Brief »
How many lines in the data hold the string "JSON"? State the number alone.

Data records for software interfaces »
---*---
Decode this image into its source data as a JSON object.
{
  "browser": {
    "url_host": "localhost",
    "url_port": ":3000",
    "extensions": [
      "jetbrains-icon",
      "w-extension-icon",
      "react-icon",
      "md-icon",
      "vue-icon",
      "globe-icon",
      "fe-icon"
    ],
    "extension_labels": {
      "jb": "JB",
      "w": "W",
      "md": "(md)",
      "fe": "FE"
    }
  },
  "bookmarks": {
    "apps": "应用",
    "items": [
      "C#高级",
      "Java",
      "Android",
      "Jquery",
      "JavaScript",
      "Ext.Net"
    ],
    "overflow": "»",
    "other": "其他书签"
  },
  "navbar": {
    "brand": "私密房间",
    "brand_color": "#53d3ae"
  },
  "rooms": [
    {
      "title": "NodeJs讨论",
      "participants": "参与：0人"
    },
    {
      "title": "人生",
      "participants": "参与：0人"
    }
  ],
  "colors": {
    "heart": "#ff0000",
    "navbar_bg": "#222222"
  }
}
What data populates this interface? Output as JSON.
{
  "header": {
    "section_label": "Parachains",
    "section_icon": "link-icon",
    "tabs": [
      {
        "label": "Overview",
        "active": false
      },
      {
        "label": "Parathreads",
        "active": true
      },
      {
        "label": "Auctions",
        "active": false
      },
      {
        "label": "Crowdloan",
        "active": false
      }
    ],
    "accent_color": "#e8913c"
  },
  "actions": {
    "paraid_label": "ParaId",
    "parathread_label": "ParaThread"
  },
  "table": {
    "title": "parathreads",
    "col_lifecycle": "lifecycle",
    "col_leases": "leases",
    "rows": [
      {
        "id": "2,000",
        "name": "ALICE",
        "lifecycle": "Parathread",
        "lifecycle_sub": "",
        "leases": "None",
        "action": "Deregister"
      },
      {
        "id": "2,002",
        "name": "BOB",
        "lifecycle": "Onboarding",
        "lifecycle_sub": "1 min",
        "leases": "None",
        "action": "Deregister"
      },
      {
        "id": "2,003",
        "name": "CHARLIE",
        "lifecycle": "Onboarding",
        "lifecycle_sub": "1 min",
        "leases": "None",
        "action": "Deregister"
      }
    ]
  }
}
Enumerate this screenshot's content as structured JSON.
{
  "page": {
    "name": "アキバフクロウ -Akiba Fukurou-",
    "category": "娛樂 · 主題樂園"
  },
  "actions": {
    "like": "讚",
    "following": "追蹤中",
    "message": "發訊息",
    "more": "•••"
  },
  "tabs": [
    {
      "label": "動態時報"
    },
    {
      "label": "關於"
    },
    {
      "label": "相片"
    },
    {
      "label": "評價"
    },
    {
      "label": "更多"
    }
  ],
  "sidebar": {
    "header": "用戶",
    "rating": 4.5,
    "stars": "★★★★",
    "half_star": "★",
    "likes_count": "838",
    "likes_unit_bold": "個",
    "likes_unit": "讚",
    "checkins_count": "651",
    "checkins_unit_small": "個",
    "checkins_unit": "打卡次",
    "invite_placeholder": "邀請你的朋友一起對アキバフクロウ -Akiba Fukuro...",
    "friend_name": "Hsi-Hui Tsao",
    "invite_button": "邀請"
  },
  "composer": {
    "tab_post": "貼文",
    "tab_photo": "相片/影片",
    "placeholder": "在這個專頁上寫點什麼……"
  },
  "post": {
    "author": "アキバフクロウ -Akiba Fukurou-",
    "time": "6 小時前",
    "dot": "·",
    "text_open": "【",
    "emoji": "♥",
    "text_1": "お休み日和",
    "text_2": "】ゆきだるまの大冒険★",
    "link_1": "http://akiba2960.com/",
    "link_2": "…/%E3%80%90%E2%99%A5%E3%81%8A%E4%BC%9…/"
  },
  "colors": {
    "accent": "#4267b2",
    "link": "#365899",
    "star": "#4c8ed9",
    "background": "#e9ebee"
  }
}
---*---
Solution to this exercise »
3